### TASK REQUIREMENTS
Search the listing for the word "support" and return each line that contains it.

----- EXERCISE INPUT

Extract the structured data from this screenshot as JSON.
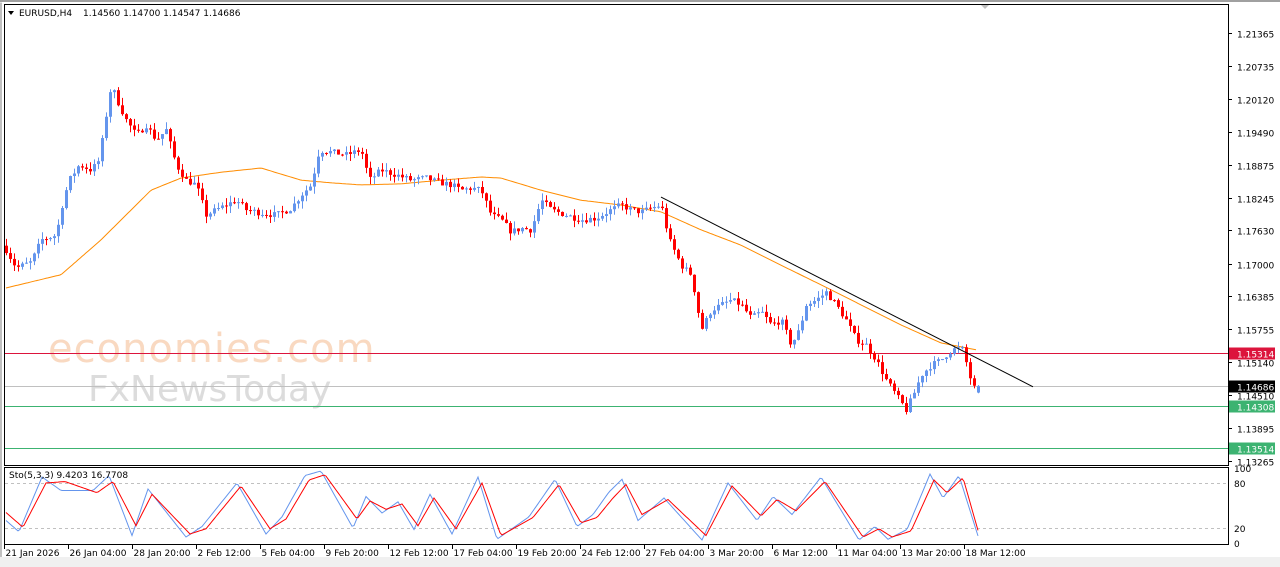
{
  "header": {
    "symbol": "EURUSD,H4",
    "ohlc": "1.14560 1.14700 1.14547 1.14686"
  },
  "watermark": {
    "line1": "economies.com",
    "line2": "FxNewsToday"
  },
  "colors": {
    "up": "#6495ED",
    "down": "#FF0000",
    "ma": "#FF8C00",
    "resistance": "#DC143C",
    "support": "#3CB371",
    "current": "#000000",
    "trendline": "#000000",
    "stoch_main": "#6495ED",
    "stoch_signal": "#FF0000"
  },
  "chart_data": {
    "type": "candlestick",
    "symbol": "EURUSD",
    "timeframe": "H4",
    "bar_count": 244,
    "ylim": [
      1.131,
      1.216
    ],
    "price_ticks": [
      "1.21365",
      "1.20735",
      "1.20120",
      "1.19490",
      "1.18875",
      "1.18245",
      "1.17630",
      "1.17000",
      "1.16385",
      "1.15755",
      "1.15140",
      "1.14510",
      "1.13895",
      "1.13265"
    ],
    "time_labels": [
      "21 Jan 2026",
      "26 Jan 04:00",
      "28 Jan 20:00",
      "2 Feb 12:00",
      "5 Feb 04:00",
      "9 Feb 20:00",
      "12 Feb 12:00",
      "17 Feb 04:00",
      "19 Feb 20:00",
      "24 Feb 12:00",
      "27 Feb 04:00",
      "3 Mar 20:00",
      "6 Mar 12:00",
      "11 Mar 04:00",
      "13 Mar 20:00",
      "18 Mar 12:00"
    ],
    "close_path": [
      [
        0,
        1.1726
      ],
      [
        2.5,
        1.1692
      ],
      [
        6.25,
        1.1703
      ],
      [
        8.75,
        1.1745
      ],
      [
        12.5,
        1.1754
      ],
      [
        14.25,
        1.182
      ],
      [
        15.75,
        1.1858
      ],
      [
        18.25,
        1.1887
      ],
      [
        21.25,
        1.1877
      ],
      [
        23.25,
        1.1896
      ],
      [
        25,
        1.1981
      ],
      [
        26.25,
        1.2038
      ],
      [
        28.25,
        1.2
      ],
      [
        30,
        1.1972
      ],
      [
        32.5,
        1.1943
      ],
      [
        35,
        1.1962
      ],
      [
        37.5,
        1.1934
      ],
      [
        40,
        1.1953
      ],
      [
        42.5,
        1.1887
      ],
      [
        45,
        1.1858
      ],
      [
        47.5,
        1.1849
      ],
      [
        50,
        1.1792
      ],
      [
        52.5,
        1.1802
      ],
      [
        55,
        1.1811
      ],
      [
        57.5,
        1.182
      ],
      [
        60,
        1.1802
      ],
      [
        63.75,
        1.1796
      ],
      [
        67.5,
        1.1792
      ],
      [
        71.25,
        1.1805
      ],
      [
        73.75,
        1.183
      ],
      [
        76.25,
        1.1849
      ],
      [
        78.25,
        1.1915
      ],
      [
        81.25,
        1.1911
      ],
      [
        85,
        1.1906
      ],
      [
        88.75,
        1.1915
      ],
      [
        90.75,
        1.1858
      ],
      [
        93.75,
        1.1877
      ],
      [
        97.5,
        1.1868
      ],
      [
        101.25,
        1.1858
      ],
      [
        105,
        1.1862
      ],
      [
        107.5,
        1.1855
      ],
      [
        111.25,
        1.1849
      ],
      [
        113.75,
        1.1839
      ],
      [
        116.25,
        1.1843
      ],
      [
        118.75,
        1.1839
      ],
      [
        121.25,
        1.1792
      ],
      [
        123.75,
        1.1783
      ],
      [
        126.25,
        1.176
      ],
      [
        128.75,
        1.1767
      ],
      [
        131.25,
        1.1764
      ],
      [
        133.75,
        1.182
      ],
      [
        136.25,
        1.1802
      ],
      [
        140,
        1.1792
      ],
      [
        143.75,
        1.1783
      ],
      [
        147.5,
        1.1786
      ],
      [
        151.25,
        1.1802
      ],
      [
        153.75,
        1.1811
      ],
      [
        156.25,
        1.1802
      ],
      [
        158.75,
        1.1798
      ],
      [
        161.25,
        1.1805
      ],
      [
        163.75,
        1.1811
      ],
      [
        165.75,
        1.1745
      ],
      [
        168.75,
        1.1697
      ],
      [
        171.25,
        1.1679
      ],
      [
        172.5,
        1.1631
      ],
      [
        173.75,
        1.1574
      ],
      [
        176.25,
        1.1612
      ],
      [
        178.75,
        1.1622
      ],
      [
        181.25,
        1.1631
      ],
      [
        183.75,
        1.1622
      ],
      [
        186.25,
        1.1597
      ],
      [
        188.75,
        1.1609
      ],
      [
        191.25,
        1.1584
      ],
      [
        193.75,
        1.1593
      ],
      [
        196.25,
        1.1546
      ],
      [
        198.25,
        1.1574
      ],
      [
        200,
        1.1622
      ],
      [
        202.5,
        1.1631
      ],
      [
        205,
        1.1646
      ],
      [
        207.5,
        1.1622
      ],
      [
        210,
        1.1593
      ],
      [
        212.5,
        1.1556
      ],
      [
        215,
        1.1546
      ],
      [
        217.5,
        1.1518
      ],
      [
        220,
        1.148
      ],
      [
        222.5,
        1.1451
      ],
      [
        225,
        1.1423
      ],
      [
        226.75,
        1.1451
      ],
      [
        228.75,
        1.1489
      ],
      [
        231.25,
        1.1508
      ],
      [
        233.75,
        1.1518
      ],
      [
        235.75,
        1.1533
      ],
      [
        237.5,
        1.154
      ],
      [
        239.25,
        1.1537
      ],
      [
        240.75,
        1.1489
      ],
      [
        242.5,
        1.1455
      ],
      [
        243,
        1.14686
      ]
    ],
    "last_bar": {
      "open": 1.1456,
      "high": 1.147,
      "low": 1.14547,
      "close": 1.14686
    },
    "moving_average_path": [
      [
        0,
        1.1654
      ],
      [
        13.75,
        1.1679
      ],
      [
        23.75,
        1.1745
      ],
      [
        36.25,
        1.1839
      ],
      [
        43.75,
        1.1862
      ],
      [
        53.75,
        1.1873
      ],
      [
        63.75,
        1.1881
      ],
      [
        73.75,
        1.1858
      ],
      [
        81.25,
        1.1853
      ],
      [
        88.75,
        1.1849
      ],
      [
        98.75,
        1.1851
      ],
      [
        108.75,
        1.1858
      ],
      [
        118.75,
        1.1864
      ],
      [
        123.75,
        1.1862
      ],
      [
        133.75,
        1.1839
      ],
      [
        143.75,
        1.182
      ],
      [
        153.75,
        1.1811
      ],
      [
        163.75,
        1.1798
      ],
      [
        173.75,
        1.1764
      ],
      [
        183.75,
        1.1735
      ],
      [
        193.75,
        1.1697
      ],
      [
        203.75,
        1.166
      ],
      [
        213.75,
        1.1622
      ],
      [
        223.75,
        1.1584
      ],
      [
        233.75,
        1.155
      ],
      [
        242.5,
        1.1537
      ]
    ],
    "trendline": [
      [
        163.75,
        1.1826
      ],
      [
        256.75,
        1.1467
      ]
    ],
    "levels": [
      {
        "name": "resistance",
        "price": 1.15314,
        "label": "1.15314"
      },
      {
        "name": "current",
        "price": 1.14686,
        "label": "1.14686"
      },
      {
        "name": "support-1",
        "price": 1.14308,
        "label": "1.14308"
      },
      {
        "name": "support-2",
        "price": 1.13514,
        "label": "1.13514"
      }
    ],
    "stochastic": {
      "label": "Sto(5,3,3) 9.4203 16.7708",
      "ylim": [
        0,
        100
      ],
      "levels": [
        80,
        20
      ],
      "axis_labels": [
        "100",
        "80",
        "20",
        "0"
      ],
      "main_value": 9.4203,
      "signal_value": 16.7708,
      "main_path": [
        [
          0,
          30
        ],
        [
          3.25,
          15
        ],
        [
          9,
          88
        ],
        [
          13.75,
          70
        ],
        [
          21.75,
          70
        ],
        [
          25.75,
          90
        ],
        [
          31.5,
          10
        ],
        [
          35.5,
          72
        ],
        [
          45,
          8
        ],
        [
          49,
          22
        ],
        [
          57.75,
          80
        ],
        [
          65,
          12
        ],
        [
          69,
          35
        ],
        [
          74.75,
          90
        ],
        [
          78.75,
          96
        ],
        [
          86.75,
          20
        ],
        [
          90,
          62
        ],
        [
          94,
          40
        ],
        [
          98,
          55
        ],
        [
          102,
          18
        ],
        [
          106,
          65
        ],
        [
          111.5,
          12
        ],
        [
          118,
          88
        ],
        [
          122.75,
          5
        ],
        [
          130.75,
          35
        ],
        [
          137.25,
          85
        ],
        [
          142.75,
          22
        ],
        [
          146.75,
          38
        ],
        [
          150.75,
          68
        ],
        [
          154,
          85
        ],
        [
          158,
          30
        ],
        [
          164.5,
          60
        ],
        [
          174,
          4
        ],
        [
          180.5,
          80
        ],
        [
          187.75,
          30
        ],
        [
          191.75,
          62
        ],
        [
          196.5,
          38
        ],
        [
          203.75,
          88
        ],
        [
          213.25,
          4
        ],
        [
          217.25,
          22
        ],
        [
          220.5,
          5
        ],
        [
          225.25,
          18
        ],
        [
          231,
          92
        ],
        [
          234.25,
          60
        ],
        [
          238.25,
          90
        ],
        [
          243,
          9.42
        ]
      ],
      "signal_path": [
        [
          0,
          40.6
        ],
        [
          4.25,
          21
        ],
        [
          10,
          80
        ],
        [
          14.75,
          82
        ],
        [
          22.75,
          67
        ],
        [
          26.75,
          82
        ],
        [
          32.5,
          23
        ],
        [
          36.5,
          65
        ],
        [
          46,
          12
        ],
        [
          50,
          19
        ],
        [
          58.75,
          76
        ],
        [
          66,
          19
        ],
        [
          70,
          32
        ],
        [
          75.75,
          84
        ],
        [
          79.75,
          91
        ],
        [
          87.75,
          32
        ],
        [
          91,
          56
        ],
        [
          95,
          45
        ],
        [
          99,
          52
        ],
        [
          103,
          23
        ],
        [
          107,
          60
        ],
        [
          112.5,
          19
        ],
        [
          119,
          80
        ],
        [
          123.75,
          10
        ],
        [
          131.75,
          34
        ],
        [
          138.25,
          78
        ],
        [
          143.75,
          27
        ],
        [
          147.75,
          34
        ],
        [
          151.75,
          60
        ],
        [
          155,
          78
        ],
        [
          159,
          38
        ],
        [
          165.5,
          58
        ],
        [
          175,
          10
        ],
        [
          181.5,
          76
        ],
        [
          188.75,
          36
        ],
        [
          192.75,
          58
        ],
        [
          197.5,
          43
        ],
        [
          204.75,
          82
        ],
        [
          214.25,
          8
        ],
        [
          218.25,
          19
        ],
        [
          221.5,
          8
        ],
        [
          226.25,
          16
        ],
        [
          232,
          84
        ],
        [
          235.25,
          67
        ],
        [
          239.25,
          87
        ],
        [
          243,
          16.77
        ]
      ]
    }
  }
}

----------

### COMPLETED EXERCISE
    "support": "#3CB371",
        "name": "support-1",
        "name": "support-2",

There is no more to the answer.